In rats, in contrast, mammary gland tumours tumours were found following inhalation exposure; it also resulted in elevation of serum prolactin levels. Hyperprolactinaemia is associated with CNS depression and stress in rodents (discussed in Dow, 1986), evidence of which was noted in both male as well as female rats in this study. Given the increase in serum prolactin observed in females, it is not unreasonable to conclude that similar findings may have been noted in males exposed to dichloromethane under the same circumstances. Hyperprolactinaemia is associated with increased incidence of mammary tumours in rodents and this is a plausible mode of action for the induction of mammary tumours in rats by dichloromethane.

 

Justification for selection of carcinogenicity via oral route endpoint:

Well performed chronic drinking water studies in rats and mice (Serota et al., 1986).

Justification for selection of carcinogenicity via inhalation route endpoint:

Well performed chronic inhalation study in mice (and rats).

Justification for selection of carcinogenicity via dermal route endpoint:

No long term repeated dermal toxicity studies available.

Carcinogenicity: via oral route (target organ): digestive: liver

Carcinogenicity: via inhalation route (target organ): digestive: liver; respiratory: lung

Justification for classification or non-classification

Inhalation exposure to dichloromethane resulted in tumors in the lung and liver in mice. No such tumours were found in rats. Mechanistic studies have shown glutathione-S-transferase-mediated metabolism of dichloromethane (producing reactive intermediates held responsible for the liver and lung tumour formation), is utilized to a greater extent in mouse tissues than in rat, hamster or human tissues, explaining the development of liver and lung tumours in mice. In rats, benign tumours in the mammary gland were found. Mechanistic studies in rats demonstrating dichloromethane-induced elevation of serum prolactin provide evidence that the benign mammary tumours found in rats are plausibly related to hyper-prolactinaemia. This may be relevant to humans but represents a non-genotoxic, threshold-mediated mode of action. No consistent relationships between dichloromethane and cancer at any particular site have been reported in studies of workers exposed to dichloromethane (see section 7.10).
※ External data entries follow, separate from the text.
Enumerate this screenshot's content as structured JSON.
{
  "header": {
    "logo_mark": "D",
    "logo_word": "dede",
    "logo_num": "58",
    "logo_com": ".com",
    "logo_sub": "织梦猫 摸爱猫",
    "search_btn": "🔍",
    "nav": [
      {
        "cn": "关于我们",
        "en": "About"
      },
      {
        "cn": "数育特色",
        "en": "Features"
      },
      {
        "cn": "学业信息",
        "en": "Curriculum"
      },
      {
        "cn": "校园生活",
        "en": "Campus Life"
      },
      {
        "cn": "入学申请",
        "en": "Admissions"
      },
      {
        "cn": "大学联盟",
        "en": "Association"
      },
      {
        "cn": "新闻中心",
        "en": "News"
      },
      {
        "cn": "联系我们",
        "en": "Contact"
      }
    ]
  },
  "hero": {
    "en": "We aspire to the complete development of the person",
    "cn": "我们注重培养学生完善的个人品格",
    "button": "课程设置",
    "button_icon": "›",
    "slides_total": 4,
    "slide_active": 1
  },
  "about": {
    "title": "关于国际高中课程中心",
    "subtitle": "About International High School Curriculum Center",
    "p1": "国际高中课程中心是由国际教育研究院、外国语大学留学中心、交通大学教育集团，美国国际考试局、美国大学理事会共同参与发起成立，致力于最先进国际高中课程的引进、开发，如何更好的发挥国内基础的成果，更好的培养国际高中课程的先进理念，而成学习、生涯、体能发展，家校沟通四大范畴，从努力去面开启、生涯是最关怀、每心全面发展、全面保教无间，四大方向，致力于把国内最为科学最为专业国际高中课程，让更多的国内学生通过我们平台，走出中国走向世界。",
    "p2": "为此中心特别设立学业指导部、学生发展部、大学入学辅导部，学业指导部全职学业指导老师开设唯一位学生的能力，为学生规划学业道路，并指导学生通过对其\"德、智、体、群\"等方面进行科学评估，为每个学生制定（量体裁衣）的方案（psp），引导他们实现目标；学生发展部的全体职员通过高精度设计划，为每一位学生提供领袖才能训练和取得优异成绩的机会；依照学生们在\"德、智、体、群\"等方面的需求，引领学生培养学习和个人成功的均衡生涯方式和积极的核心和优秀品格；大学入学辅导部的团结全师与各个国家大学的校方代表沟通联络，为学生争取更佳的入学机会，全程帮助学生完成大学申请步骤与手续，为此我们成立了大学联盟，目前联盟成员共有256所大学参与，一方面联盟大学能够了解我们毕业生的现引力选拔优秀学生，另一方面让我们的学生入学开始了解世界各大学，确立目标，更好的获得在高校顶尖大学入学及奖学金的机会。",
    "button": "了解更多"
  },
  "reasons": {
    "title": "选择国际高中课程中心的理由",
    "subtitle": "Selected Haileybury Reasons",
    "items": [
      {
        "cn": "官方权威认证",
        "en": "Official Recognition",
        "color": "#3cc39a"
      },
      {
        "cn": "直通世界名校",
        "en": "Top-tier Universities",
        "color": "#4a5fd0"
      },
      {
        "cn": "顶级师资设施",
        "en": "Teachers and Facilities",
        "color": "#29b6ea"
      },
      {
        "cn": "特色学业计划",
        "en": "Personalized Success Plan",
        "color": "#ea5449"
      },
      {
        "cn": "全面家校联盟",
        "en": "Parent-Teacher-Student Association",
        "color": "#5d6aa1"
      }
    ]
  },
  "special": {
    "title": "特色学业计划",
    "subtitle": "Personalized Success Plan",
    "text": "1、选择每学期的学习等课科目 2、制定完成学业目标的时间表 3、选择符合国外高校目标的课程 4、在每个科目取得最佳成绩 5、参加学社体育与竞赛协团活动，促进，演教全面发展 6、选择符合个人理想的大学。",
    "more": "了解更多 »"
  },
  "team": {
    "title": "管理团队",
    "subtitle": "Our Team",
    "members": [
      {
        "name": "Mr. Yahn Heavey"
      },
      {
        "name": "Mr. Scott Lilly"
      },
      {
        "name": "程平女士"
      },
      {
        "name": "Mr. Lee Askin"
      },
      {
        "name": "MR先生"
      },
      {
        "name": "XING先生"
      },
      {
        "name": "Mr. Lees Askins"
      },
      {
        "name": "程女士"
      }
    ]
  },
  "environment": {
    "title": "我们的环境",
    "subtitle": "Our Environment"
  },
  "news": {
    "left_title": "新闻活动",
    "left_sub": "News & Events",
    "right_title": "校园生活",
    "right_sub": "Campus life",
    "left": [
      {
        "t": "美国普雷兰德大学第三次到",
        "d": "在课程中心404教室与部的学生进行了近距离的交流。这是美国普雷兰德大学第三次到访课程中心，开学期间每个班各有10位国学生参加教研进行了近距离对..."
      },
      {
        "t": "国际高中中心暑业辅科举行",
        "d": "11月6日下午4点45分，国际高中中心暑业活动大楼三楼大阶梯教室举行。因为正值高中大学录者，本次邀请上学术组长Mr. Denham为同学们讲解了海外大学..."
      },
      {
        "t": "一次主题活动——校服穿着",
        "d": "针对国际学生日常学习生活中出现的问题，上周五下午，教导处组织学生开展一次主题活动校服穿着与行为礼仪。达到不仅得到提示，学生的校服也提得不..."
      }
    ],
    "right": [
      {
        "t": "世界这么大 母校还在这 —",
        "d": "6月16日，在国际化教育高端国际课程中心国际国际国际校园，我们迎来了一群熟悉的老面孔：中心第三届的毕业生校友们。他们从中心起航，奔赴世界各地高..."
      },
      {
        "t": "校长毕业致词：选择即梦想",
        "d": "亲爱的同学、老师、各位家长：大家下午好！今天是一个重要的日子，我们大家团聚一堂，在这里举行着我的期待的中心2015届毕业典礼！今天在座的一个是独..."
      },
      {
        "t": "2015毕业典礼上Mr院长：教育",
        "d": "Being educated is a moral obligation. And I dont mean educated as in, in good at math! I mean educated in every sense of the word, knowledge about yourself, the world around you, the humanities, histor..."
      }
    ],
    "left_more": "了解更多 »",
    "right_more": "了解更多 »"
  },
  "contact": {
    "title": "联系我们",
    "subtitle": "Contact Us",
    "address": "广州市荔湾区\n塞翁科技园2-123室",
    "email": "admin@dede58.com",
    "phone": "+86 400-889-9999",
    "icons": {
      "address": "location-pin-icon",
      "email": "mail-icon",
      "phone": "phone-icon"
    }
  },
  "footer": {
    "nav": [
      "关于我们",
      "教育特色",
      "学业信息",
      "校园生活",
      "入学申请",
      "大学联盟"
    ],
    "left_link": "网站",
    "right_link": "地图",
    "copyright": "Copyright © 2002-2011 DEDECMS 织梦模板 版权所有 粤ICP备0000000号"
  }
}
Overall, according to the EU Classification, Labelling and Packaging of Substances and Mixtures (CLP) Regulation (EC) No. 1272/2008, based on the current data set in animals and humans, this would correspond to“Carcinogenicity Cat. 2” and H351 (Suspected of causing cancer).